→ **Task instructions**:
Repeat the whole listing below exactly as it reads.

→ **Data records**:
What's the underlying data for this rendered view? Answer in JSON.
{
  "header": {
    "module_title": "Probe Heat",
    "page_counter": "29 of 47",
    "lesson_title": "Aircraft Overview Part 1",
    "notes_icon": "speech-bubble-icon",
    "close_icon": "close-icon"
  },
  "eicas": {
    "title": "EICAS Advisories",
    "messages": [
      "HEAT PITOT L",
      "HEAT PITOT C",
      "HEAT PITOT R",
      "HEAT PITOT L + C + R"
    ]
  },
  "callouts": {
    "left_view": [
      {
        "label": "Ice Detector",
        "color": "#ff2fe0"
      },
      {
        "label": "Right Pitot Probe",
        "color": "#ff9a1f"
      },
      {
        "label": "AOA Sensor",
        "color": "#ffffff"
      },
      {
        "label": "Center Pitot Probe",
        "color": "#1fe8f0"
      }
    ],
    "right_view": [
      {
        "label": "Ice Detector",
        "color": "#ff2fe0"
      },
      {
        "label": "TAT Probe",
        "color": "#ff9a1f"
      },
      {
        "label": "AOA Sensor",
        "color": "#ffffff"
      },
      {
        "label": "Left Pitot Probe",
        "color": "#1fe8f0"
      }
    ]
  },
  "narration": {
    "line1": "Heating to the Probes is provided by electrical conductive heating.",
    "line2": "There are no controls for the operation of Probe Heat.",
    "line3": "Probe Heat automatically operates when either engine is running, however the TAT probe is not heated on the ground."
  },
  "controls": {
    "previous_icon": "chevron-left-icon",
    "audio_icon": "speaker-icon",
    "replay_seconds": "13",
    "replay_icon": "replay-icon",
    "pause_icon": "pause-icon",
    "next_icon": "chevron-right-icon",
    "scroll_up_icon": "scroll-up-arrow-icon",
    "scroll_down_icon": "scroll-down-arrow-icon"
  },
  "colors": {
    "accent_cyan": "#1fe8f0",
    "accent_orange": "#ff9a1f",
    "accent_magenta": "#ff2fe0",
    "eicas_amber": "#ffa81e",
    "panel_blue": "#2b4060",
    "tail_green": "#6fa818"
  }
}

→ **Solved problem**:
What's the underlying data for this rendered view? Answer in JSON.
{
  "header": {
    "module_title": "Probe Heat",
    "page_counter": "29 of 47",
    "lesson_title": "Aircraft Overview Part 1",
    "notes_icon": "speech-bubble-icon",
    "close_icon": "close-icon"
  },
  "eicas": {
    "title": "EICAS Advisories",
    "messages": [
      "HEAT PITOT L",
      "HEAT PITOT C",
      "HEAT PITOT R",
      "HEAT PITOT L + C + R"
    ]
  },
  "callouts": {
    "left_view": [
      {
        "label": "Ice Detector",
        "color": "#ff2fe0"
      },
      {
        "label": "Right Pitot Probe",
        "color": "#ff9a1f"
      },
      {
        "label": "AOA Sensor",
        "color": "#ffffff"
      },
      {
        "label": "Center Pitot Probe",
        "color": "#1fe8f0"
      }
    ],
    "right_view": [
      {
        "label": "Ice Detector",
        "color": "#ff2fe0"
      },
      {
        "label": "TAT Probe",
        "color": "#ff9a1f"
      },
      {
        "label": "AOA Sensor",
        "color": "#ffffff"
      },
      {
        "label": "Left Pitot Probe",
        "color": "#1fe8f0"
      }
    ]
  },
  "narration": {
    "line1": "Heating to the Probes is provided by electrical conductive heating.",
    "line2": "There are no controls for the operation of Probe Heat.",
    "line3": "Probe Heat automatically operates when either engine is running, however the TAT probe is not heated on the ground."
  },
  "controls": {
    "previous_icon": "chevron-left-icon",
    "audio_icon": "speaker-icon",
    "replay_seconds": "13",
    "replay_icon": "replay-icon",
    "pause_icon": "pause-icon",
    "next_icon": "chevron-right-icon",
    "scroll_up_icon": "scroll-up-arrow-icon",
    "scroll_down_icon": "scroll-down-arrow-icon"
  },
  "colors": {
    "accent_cyan": "#1fe8f0",
    "accent_orange": "#ff9a1f",
    "accent_magenta": "#ff2fe0",
    "eicas_amber": "#ffa81e",
    "panel_blue": "#2b4060",
    "tail_green": "#6fa818"
  }
}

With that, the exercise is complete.